Landscape Architecture and Digital Technologies explores how digital technologies are reshaping design and making in landscape architecture. While the potentials of digital technologies are well documented within landscape planning and visualisation, their application within design practice is far less understood. This book highlights the role of the digital model in encouraging a new design logic that moves from the privileging of the visual to a focus on processes of formation, bridging the interface of the conceptual and material, the virtual and the physical. Drawing on interviews and projects from a range of international designers -including , Snøhetta, Arup, Gustafson Porter, ASPECT Studios, Grant Associates, Catherine Mosbach, Philippe Rahm, PARKKIM, LAAC and PEG office of landscape + architecture among others, the authors explore the influence of parametric modelling, scripting, real-time data, simulation, prototyping, fabrication, and Building Information Modelling on the design and construction of contemporary landscapes. This engagement with practice is expanded through critical reflection from academics involved in landscape architecture programs around the world that are reshaping their research and pedagogy to reflect an expanded digital realm. Crossing critical theory, technology and contemporary design, the book constructs a picture of an emerging twenty-first century practice of landscape architecture practice premised on complexity and performance. It also highlights the disciplinary demands and challenges in engaging with a rapidly evolving digital context within practice and education. The book is of immense value to professionals and researchers, and is a key publication for digital landscape courses at all levels.

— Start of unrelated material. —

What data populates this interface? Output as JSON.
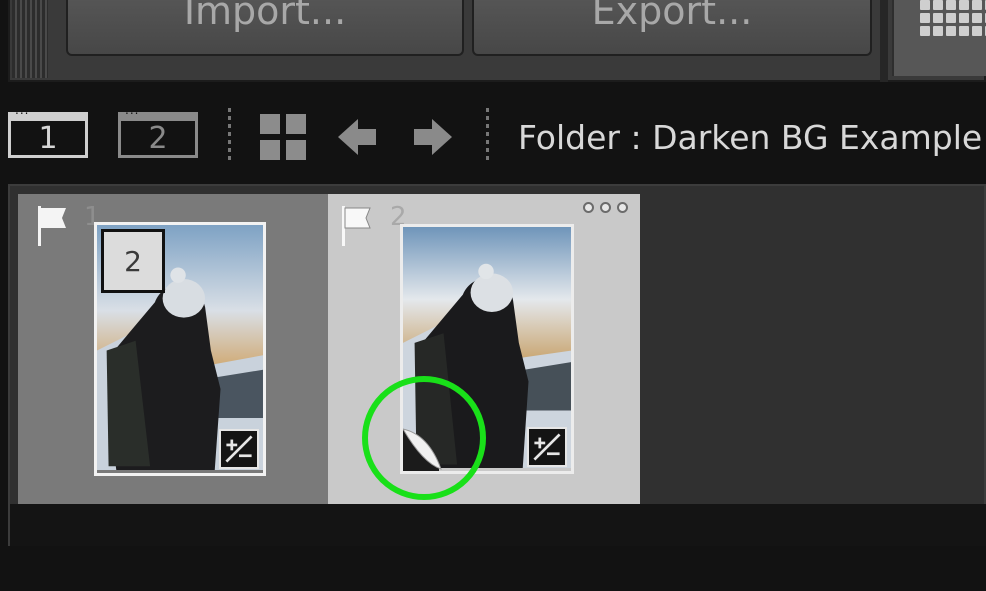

Piet Oudolf is best known for his now-iconic designs for the High Line in New York City and Millennium Park in Chicago. Hummelo, his own garden in The Netherlands, is visited by thousands of gardeners each year. It serves as his personal design and plant propagation laboratory, and is where he has honed his aesthetic and created new varieties of plants for over three decades. This title charts how the garden of one of the world's best-known and most-loved plantsmen has evolved, and gives frank assessments of his experiments that have gone both well and awry. Hummelo, timed to coincide with Oudolf's 70th birthday and his acceptance of Holland's most prestigious cultural award, provides his throngs of followers with a chronology of how his naturalistic style and career has developed. Lush photography documents how the garden has changed and inspired him over the years, and text by prolific garden writer Noel Kingsbury will ensure a lively read for all home garden enthusiasts.